> **Exercise**:
Every line in the entries where "with" is found should be copied.

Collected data

* * * * * * *

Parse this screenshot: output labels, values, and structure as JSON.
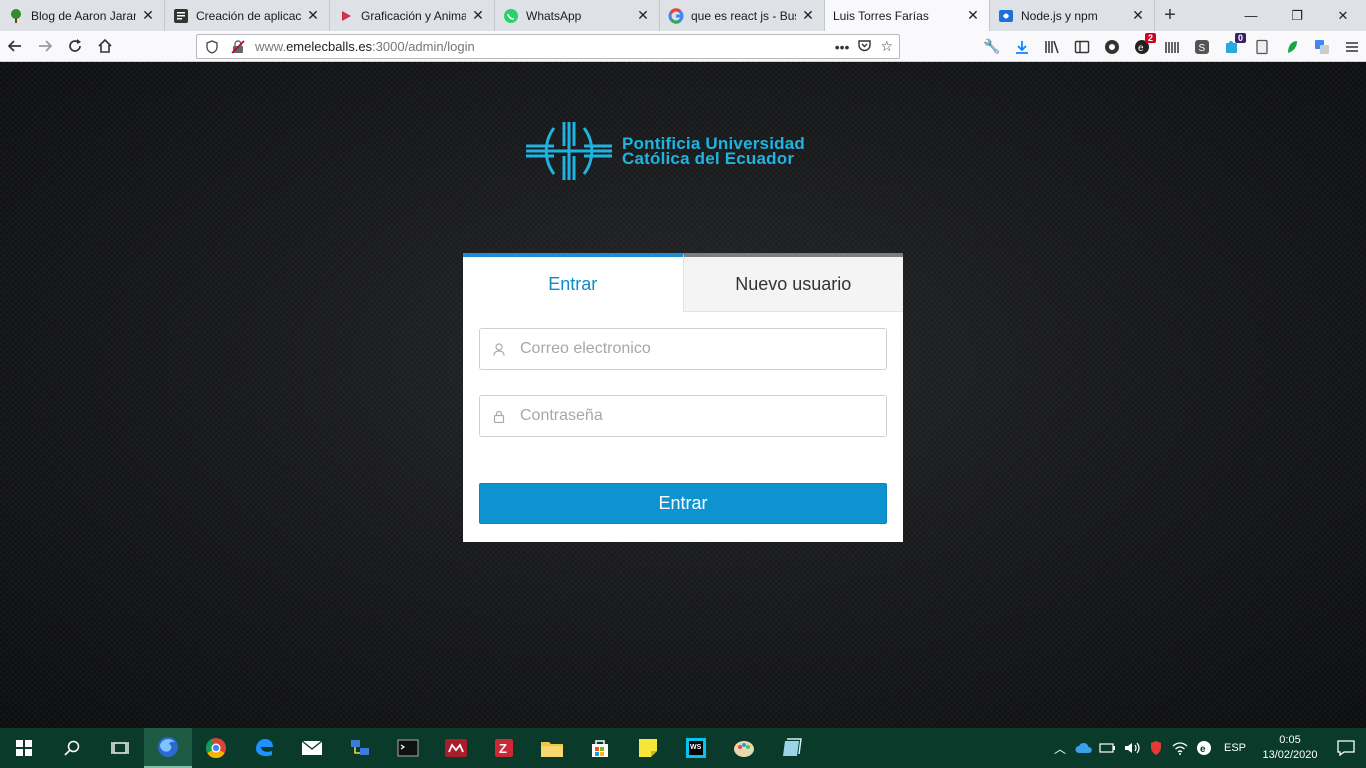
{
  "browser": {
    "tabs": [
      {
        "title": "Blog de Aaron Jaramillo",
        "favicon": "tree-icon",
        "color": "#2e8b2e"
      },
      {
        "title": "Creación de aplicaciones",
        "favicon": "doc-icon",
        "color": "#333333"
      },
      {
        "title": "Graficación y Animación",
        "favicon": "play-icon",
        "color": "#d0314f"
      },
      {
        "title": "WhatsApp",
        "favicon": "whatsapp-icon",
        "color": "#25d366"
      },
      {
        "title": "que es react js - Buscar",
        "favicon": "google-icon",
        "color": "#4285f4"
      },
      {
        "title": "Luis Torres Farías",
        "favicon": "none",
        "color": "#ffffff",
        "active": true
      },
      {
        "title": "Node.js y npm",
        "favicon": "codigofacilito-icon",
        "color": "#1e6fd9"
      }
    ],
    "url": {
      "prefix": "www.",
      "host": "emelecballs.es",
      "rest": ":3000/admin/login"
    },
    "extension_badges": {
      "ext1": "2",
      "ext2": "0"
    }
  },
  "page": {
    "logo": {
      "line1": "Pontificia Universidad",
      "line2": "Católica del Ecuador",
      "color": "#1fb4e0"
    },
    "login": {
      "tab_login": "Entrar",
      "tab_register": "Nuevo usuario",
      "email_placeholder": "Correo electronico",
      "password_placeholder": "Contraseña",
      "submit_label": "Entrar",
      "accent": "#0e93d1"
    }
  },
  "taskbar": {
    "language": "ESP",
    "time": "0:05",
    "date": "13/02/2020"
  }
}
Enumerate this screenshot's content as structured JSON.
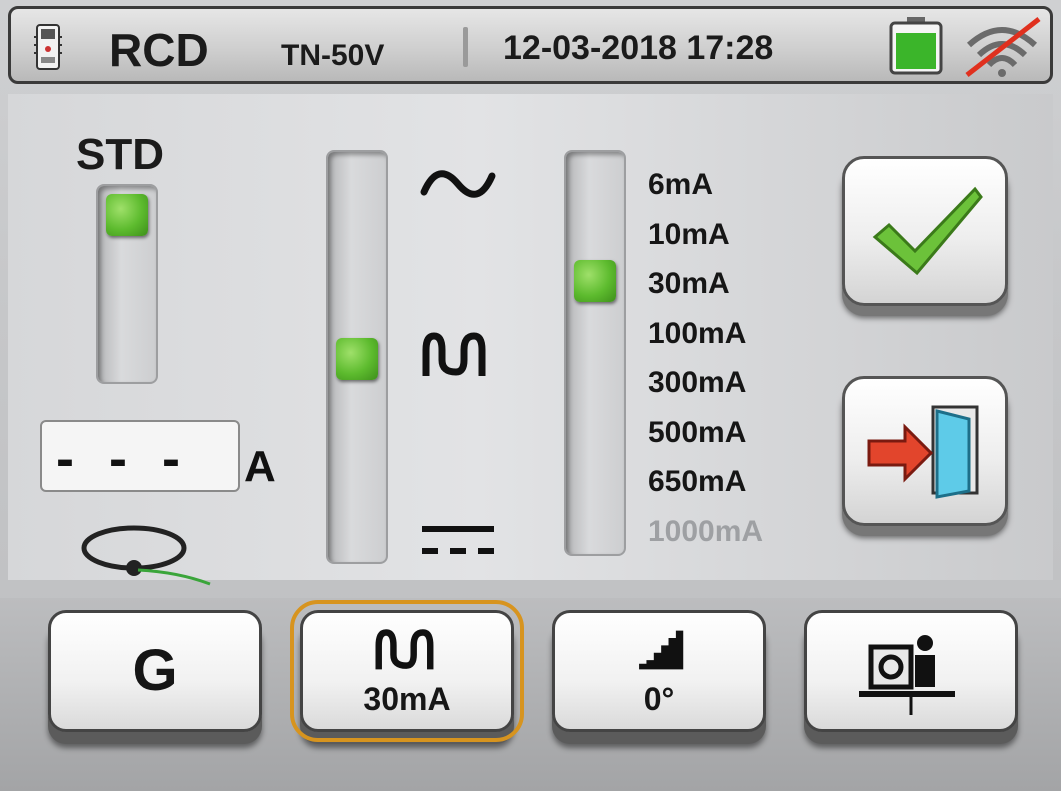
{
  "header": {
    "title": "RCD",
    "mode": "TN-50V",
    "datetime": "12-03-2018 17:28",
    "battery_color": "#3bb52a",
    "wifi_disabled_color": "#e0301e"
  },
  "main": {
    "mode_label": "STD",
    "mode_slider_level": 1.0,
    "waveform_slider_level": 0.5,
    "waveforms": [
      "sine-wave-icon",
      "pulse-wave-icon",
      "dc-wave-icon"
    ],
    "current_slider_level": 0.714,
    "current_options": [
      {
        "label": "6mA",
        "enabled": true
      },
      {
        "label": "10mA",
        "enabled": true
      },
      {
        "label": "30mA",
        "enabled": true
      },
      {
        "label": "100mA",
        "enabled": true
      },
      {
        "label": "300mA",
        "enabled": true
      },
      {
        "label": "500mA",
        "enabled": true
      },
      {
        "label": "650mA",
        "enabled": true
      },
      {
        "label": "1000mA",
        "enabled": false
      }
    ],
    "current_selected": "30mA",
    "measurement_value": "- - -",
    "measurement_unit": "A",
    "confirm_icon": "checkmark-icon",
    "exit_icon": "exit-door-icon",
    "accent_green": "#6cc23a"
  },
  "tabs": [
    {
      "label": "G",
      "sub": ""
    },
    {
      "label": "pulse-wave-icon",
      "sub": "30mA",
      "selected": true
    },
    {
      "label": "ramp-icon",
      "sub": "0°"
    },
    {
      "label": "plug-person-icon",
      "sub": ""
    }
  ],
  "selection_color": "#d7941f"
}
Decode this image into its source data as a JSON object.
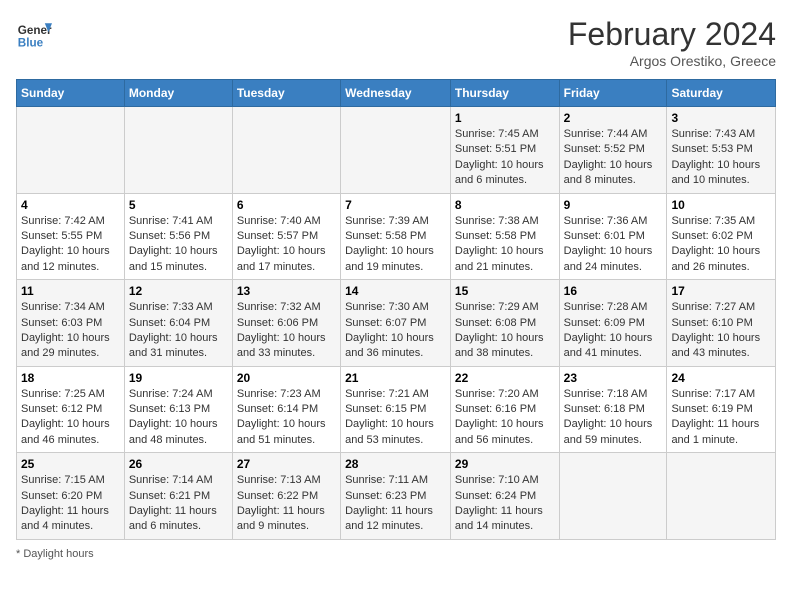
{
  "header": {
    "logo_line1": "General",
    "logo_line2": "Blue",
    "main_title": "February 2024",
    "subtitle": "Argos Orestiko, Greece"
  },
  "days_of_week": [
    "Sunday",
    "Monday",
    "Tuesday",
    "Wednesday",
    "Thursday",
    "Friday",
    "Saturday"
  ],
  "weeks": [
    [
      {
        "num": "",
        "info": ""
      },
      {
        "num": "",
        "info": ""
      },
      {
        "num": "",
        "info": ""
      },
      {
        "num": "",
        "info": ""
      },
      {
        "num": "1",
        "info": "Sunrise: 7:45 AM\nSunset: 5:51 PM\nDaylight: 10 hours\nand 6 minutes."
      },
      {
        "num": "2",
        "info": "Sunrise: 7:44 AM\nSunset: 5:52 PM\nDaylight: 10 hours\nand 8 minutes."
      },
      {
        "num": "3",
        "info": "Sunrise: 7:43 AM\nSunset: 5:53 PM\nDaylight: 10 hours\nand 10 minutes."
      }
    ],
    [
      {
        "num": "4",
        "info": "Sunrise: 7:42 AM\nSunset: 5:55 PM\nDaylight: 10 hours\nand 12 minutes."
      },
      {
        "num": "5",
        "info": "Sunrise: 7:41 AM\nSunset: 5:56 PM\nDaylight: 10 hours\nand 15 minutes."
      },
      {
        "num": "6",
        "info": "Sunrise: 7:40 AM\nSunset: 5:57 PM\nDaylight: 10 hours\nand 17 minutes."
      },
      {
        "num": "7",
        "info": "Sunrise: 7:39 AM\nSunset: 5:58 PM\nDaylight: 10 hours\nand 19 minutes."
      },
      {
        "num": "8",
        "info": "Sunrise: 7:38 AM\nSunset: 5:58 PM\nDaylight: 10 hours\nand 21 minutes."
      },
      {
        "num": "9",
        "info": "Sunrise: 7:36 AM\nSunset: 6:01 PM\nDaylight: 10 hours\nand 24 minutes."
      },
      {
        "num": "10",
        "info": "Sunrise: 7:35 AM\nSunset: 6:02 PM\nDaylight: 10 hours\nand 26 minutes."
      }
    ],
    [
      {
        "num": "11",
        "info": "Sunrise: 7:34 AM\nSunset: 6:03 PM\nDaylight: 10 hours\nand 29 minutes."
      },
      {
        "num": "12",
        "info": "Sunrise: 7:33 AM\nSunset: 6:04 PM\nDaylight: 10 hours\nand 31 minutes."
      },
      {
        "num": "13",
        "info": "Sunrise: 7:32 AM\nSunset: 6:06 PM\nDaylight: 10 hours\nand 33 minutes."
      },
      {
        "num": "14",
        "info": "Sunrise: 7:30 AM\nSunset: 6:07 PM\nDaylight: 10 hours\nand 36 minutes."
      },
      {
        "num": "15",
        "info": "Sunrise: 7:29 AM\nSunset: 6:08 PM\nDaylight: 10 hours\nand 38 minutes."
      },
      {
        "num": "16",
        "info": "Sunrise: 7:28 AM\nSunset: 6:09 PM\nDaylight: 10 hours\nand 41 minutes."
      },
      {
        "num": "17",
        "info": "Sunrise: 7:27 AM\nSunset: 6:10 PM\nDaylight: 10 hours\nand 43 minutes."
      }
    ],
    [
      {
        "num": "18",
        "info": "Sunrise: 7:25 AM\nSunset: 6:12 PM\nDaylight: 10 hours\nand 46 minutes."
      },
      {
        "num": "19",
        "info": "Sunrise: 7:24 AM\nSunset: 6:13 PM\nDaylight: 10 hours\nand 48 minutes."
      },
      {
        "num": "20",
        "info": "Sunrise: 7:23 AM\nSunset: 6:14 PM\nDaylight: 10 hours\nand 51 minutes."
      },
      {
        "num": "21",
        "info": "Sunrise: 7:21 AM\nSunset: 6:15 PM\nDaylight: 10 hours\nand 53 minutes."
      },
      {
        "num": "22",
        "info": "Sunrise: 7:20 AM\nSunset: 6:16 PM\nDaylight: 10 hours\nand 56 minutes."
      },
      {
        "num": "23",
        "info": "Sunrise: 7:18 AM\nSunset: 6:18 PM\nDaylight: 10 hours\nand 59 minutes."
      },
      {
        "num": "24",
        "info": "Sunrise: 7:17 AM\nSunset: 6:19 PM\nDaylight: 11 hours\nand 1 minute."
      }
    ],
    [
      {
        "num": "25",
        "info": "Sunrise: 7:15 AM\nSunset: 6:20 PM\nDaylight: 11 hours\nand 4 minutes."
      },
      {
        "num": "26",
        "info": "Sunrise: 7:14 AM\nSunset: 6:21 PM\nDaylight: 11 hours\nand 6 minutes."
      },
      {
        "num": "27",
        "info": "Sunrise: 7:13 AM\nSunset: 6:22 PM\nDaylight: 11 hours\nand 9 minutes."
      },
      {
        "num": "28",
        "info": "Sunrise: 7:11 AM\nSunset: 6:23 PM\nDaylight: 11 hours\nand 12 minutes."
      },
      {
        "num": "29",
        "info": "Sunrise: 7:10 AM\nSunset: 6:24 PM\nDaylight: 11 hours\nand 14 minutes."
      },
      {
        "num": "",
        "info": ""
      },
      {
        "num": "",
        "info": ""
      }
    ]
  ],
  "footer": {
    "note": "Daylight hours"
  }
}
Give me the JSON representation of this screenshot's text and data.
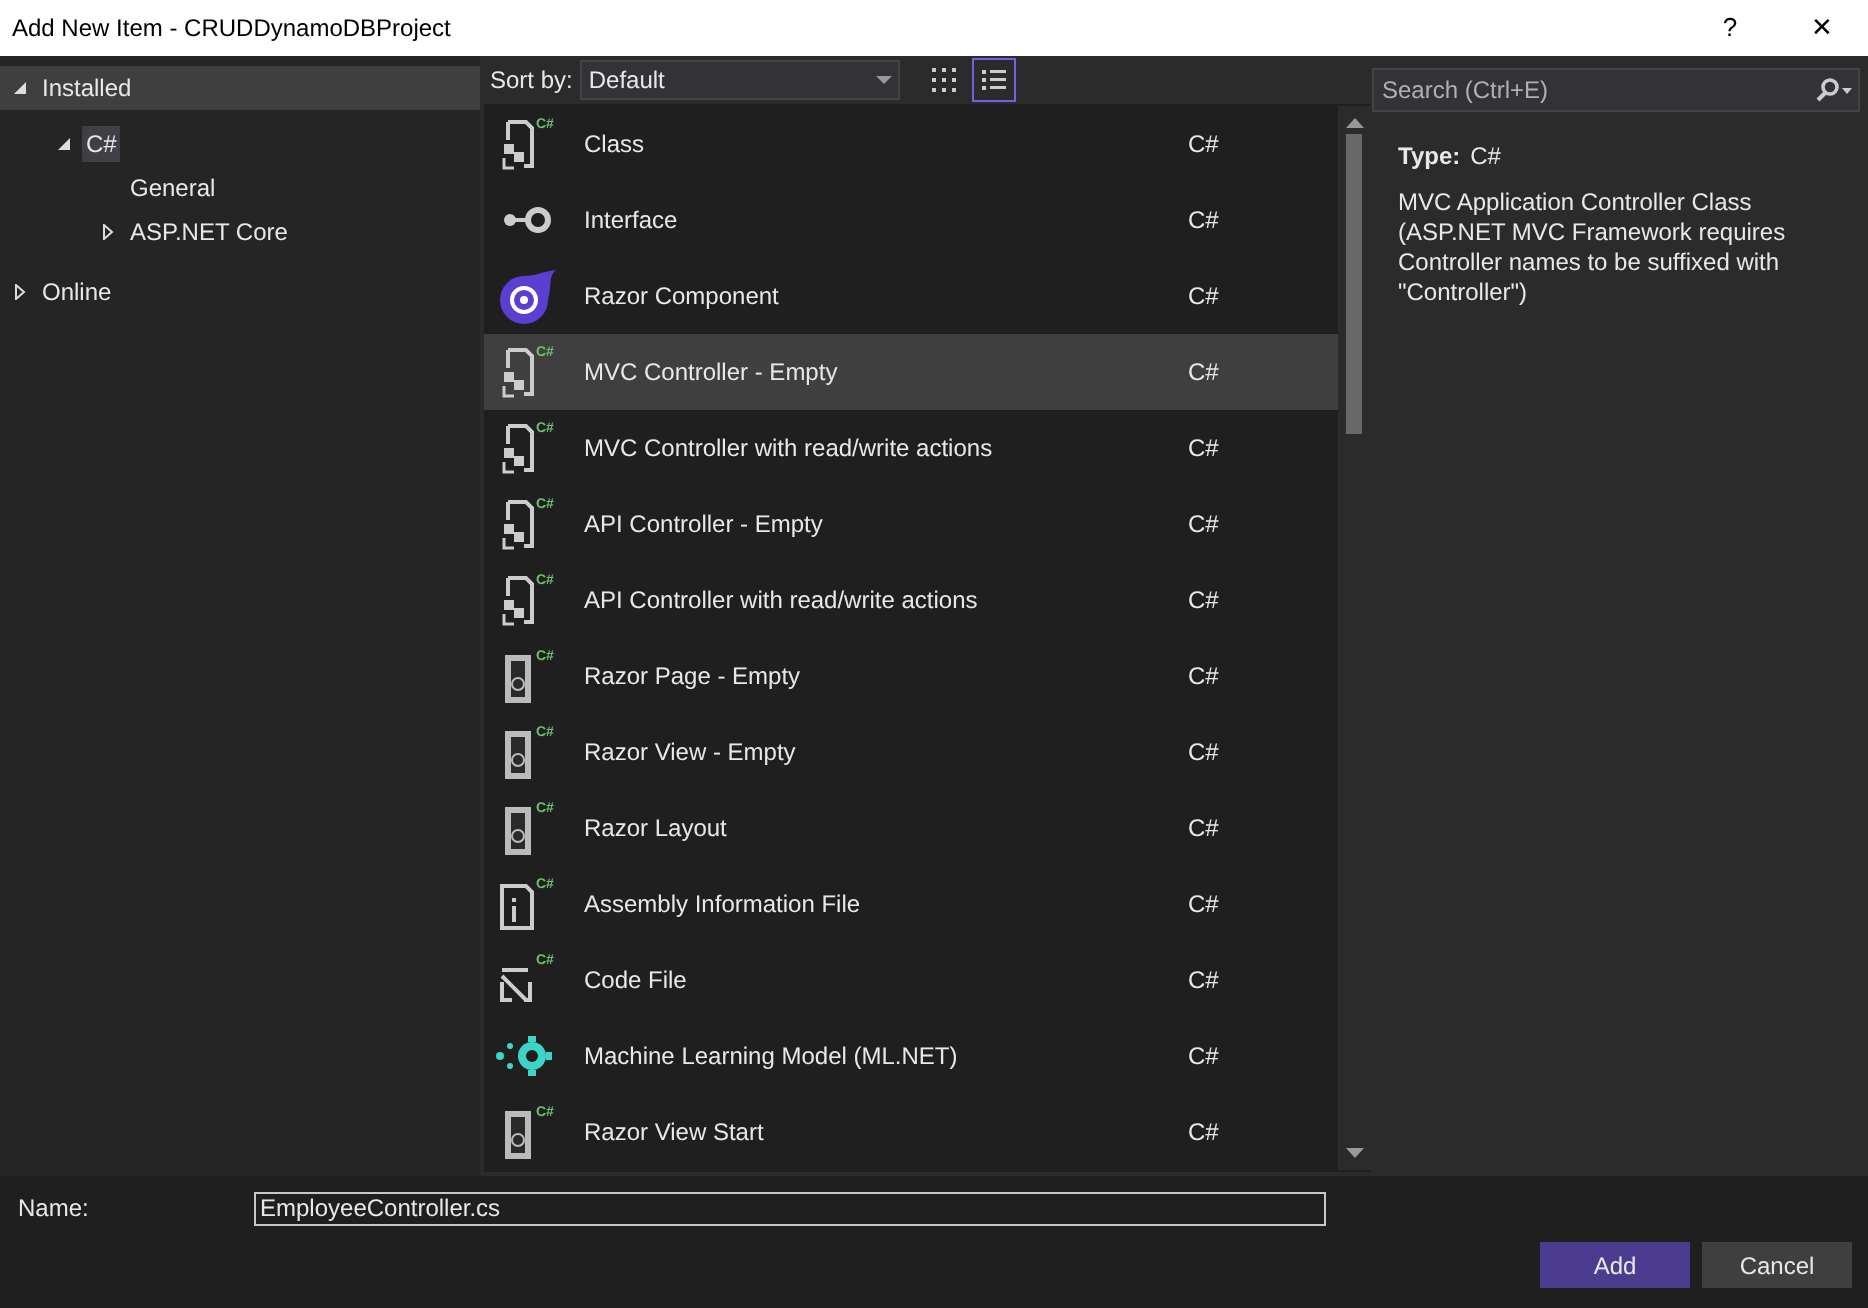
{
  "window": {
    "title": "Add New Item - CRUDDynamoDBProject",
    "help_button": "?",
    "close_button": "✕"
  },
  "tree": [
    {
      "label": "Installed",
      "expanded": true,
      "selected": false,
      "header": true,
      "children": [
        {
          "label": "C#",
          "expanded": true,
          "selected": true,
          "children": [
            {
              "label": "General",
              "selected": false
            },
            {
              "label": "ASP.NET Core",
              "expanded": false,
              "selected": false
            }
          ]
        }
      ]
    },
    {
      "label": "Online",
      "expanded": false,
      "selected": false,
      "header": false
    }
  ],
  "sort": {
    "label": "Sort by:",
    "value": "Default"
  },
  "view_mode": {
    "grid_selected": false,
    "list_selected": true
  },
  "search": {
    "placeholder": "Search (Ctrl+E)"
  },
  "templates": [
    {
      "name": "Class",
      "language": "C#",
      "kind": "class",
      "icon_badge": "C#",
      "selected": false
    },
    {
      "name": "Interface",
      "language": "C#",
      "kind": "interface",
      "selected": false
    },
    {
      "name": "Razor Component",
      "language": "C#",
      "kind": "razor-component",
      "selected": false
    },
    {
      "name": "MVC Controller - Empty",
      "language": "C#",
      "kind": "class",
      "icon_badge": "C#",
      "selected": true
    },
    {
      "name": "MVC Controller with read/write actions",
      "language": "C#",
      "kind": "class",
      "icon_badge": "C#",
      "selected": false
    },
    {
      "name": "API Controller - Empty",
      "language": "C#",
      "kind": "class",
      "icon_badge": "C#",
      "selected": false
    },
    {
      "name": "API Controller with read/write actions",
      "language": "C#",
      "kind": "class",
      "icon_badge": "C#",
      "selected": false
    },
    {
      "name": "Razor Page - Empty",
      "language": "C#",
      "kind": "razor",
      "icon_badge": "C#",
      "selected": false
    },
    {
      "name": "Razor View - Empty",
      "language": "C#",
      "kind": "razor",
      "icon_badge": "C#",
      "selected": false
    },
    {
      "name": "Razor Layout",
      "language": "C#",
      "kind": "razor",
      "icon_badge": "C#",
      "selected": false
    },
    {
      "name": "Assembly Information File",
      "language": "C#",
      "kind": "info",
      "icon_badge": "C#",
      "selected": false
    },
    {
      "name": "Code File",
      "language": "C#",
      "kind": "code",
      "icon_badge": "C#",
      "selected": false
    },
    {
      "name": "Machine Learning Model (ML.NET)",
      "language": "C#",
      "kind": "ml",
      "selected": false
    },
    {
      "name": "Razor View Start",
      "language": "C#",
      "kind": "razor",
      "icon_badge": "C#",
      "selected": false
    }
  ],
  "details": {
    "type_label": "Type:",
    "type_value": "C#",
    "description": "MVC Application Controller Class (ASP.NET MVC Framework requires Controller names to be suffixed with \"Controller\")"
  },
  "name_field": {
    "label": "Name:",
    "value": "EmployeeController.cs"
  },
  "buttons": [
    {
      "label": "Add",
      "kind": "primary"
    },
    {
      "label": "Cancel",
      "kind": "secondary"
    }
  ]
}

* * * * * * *

> **Answer for this exercise**:
      "name": "MVC Controller with read/write actions",
      "name": "API Controller with read/write actions",
    "description": "MVC Application Controller Class (ASP.NET MVC Framework requires Controller names to be suffixed with \"Controller\")"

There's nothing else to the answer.